Congressman Darrell Issa (R-Calif.), along with the National Rifle Association, Rush Limbaugh and others, are trying to save Americans from an evil plot. Forget the economy. They believe the administration’s “Fast and Furious” gun-tracking program was used to flood Mexico with guns from America, foment violence and create political pressure to re-instate the assault weapons ban and weaken Second Amendment rights.
Over the weekend, Issa reaffirmed that belief on ABC’s “This Week” but admitted there is no evidence of such a plot or a White House cover-up of Fast and Furious. Back in April, Issa suggested the lack of evidence is the “smoking gun,” saying in an interview: “Could it be that what they really were thinking of was in fact to use this walking of guns in order to promote an assault weapons ban? Many think so. And [the administration] hasn’t come up with an explanation that would cause any of us not to agree.”
Congressional Democrats believed they were supporting a meaningful bipartisan effort to determine why the Arizona Bureau of Alcohol, Tobacco, Firearms and Explosives (ATF) used these flawed tactics to allow guns from the United States to be sold to gun smugglers in Mexico as part of efforts to combat Mexican drug cartels and how the ATF lost track of hundreds of guns, now linked to the fatal shootings of Mexican citizens and U.S. Border Patrol agent Brian Terry in December 2010.
Issa’s investigation revealed he was briefed by the ATF on the number and type of guns being sold to “straw purchasers” and money being spent in April 2010. Officials at both ATF and the Arizona U.S. Attorney’s Office told Issa’s investigators they had not briefed senior Obama administration in Washington, which supports Attorney General Eric Holder’s testimony that he first learned about Fast and Furious in early 2011. (Holder actually ended the program and launched an investigation, which is ongoing.)
Documents also show former Bush administration Attorney General Mike Mukasey was fully aware of the use of gun-walking tactics, used in two previous programs during the George W. Bush administration, yet congressional Republicans have refused to call him to testify. When pressed on ABC, Issa essentially said that because they already have documents related to Bush administration involvement, there is no need to have Mukasey testify to shed light on his oversight of gun-walking.
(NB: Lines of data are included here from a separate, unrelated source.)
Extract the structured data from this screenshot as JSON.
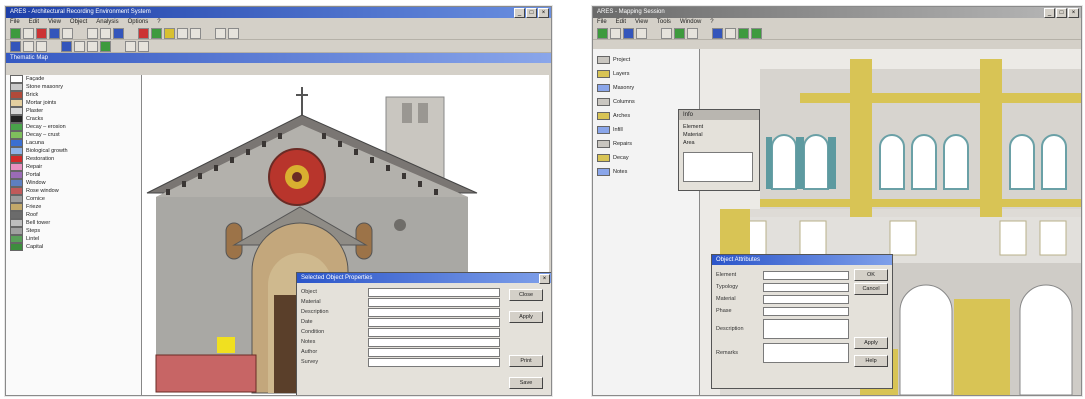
{
  "left_window": {
    "title": "ARES - Architectural Recording Environment System",
    "menu": [
      "File",
      "Edit",
      "View",
      "Object",
      "Analysis",
      "Options",
      "?"
    ],
    "sidebar_header": "Thematic Map",
    "layers": [
      {
        "label": "Façade",
        "color": "#ffffff"
      },
      {
        "label": "Stone masonry",
        "color": "#c9c9c9"
      },
      {
        "label": "Brick",
        "color": "#b04a3a"
      },
      {
        "label": "Mortar joints",
        "color": "#e4cfa0"
      },
      {
        "label": "Plaster",
        "color": "#d8d8d8"
      },
      {
        "label": "Cracks",
        "color": "#222222"
      },
      {
        "label": "Decay – erosion",
        "color": "#49a34a"
      },
      {
        "label": "Decay – crust",
        "color": "#7fbf5c"
      },
      {
        "label": "Lacuna",
        "color": "#3b6fd1"
      },
      {
        "label": "Biological growth",
        "color": "#8fb3e8"
      },
      {
        "label": "Restoration",
        "color": "#d12a2a"
      },
      {
        "label": "Repair",
        "color": "#e890c0"
      },
      {
        "label": "Portal",
        "color": "#9a6bb5"
      },
      {
        "label": "Window",
        "color": "#5d7fbf"
      },
      {
        "label": "Rose window",
        "color": "#c05a5a"
      },
      {
        "label": "Cornice",
        "color": "#9c9c9c"
      },
      {
        "label": "Frieze",
        "color": "#c2a86a"
      },
      {
        "label": "Roof",
        "color": "#6b6b6b"
      },
      {
        "label": "Bell tower",
        "color": "#bdbdbd"
      },
      {
        "label": "Steps",
        "color": "#a0a0a0"
      },
      {
        "label": "Lintel",
        "color": "#59a059"
      },
      {
        "label": "Capital",
        "color": "#3d8d3d"
      }
    ],
    "dialog": {
      "title": "Selected Object Properties",
      "fields": [
        "Object",
        "Material",
        "Description",
        "Date",
        "Condition",
        "Notes",
        "Author",
        "Survey"
      ],
      "buttons": [
        "Close",
        "Apply",
        "Print",
        "Save"
      ]
    }
  },
  "right_window": {
    "title": "ARES - Mapping Session",
    "menu": [
      "File",
      "Edit",
      "View",
      "Tools",
      "Window",
      "?"
    ],
    "tree": [
      {
        "label": "Project"
      },
      {
        "label": "Layers"
      },
      {
        "label": "Masonry"
      },
      {
        "label": "Columns"
      },
      {
        "label": "Arches"
      },
      {
        "label": "Infill"
      },
      {
        "label": "Repairs"
      },
      {
        "label": "Decay"
      },
      {
        "label": "Notes"
      }
    ],
    "small_dialog": {
      "title": "Info",
      "lines": [
        "Element",
        "Material",
        "Area"
      ]
    },
    "dialog": {
      "title": "Object Attributes",
      "fields": [
        "Element",
        "Typology",
        "Material",
        "Phase",
        "Description",
        "Remarks"
      ],
      "buttons": [
        "OK",
        "Cancel",
        "Apply",
        "Help"
      ]
    }
  }
}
Issa has also admitted that within more than 7,000 documents from the Department of Justice in response to numerous mission-creeping requests, and multiple testimonies by the attorney general, there is no evidence of a cover-up, wrong-doing by senior DOJ officials or secret plots to limit gun rights. Thus Issa’s current request has crept again, seeking documents from a period even further from the initial incident and DOJ discovery, hoping still for evidence of a clandestine anti-gun-control plot.
Thus, President Obama invoked executive privilege to end the taxpayer-funded fishing expedition. Republican opposition would have greater credibility had so many GOP lawmakers not taken the exact opposite position during the Bush administration in the politically motivated dismissal of seven U.S. attorneys. Despite numerous contradictions between sworn testimony from Bush DOJ officials, internal documents and public statements, congressional Republicans seemed to agree with then-Attorney General Mukasey, who advised Bush to invoke executive privilege over documents within the Cabinet agency as well as conversations with the president. This undermines any suggestion that privilege has been invoked to protect Obama.
Congressional Republicans say they take their lead from presidential hopeful Mitt Romney — is this really the fight the he wants to have right now?
Posted: Monday, 25 June 2012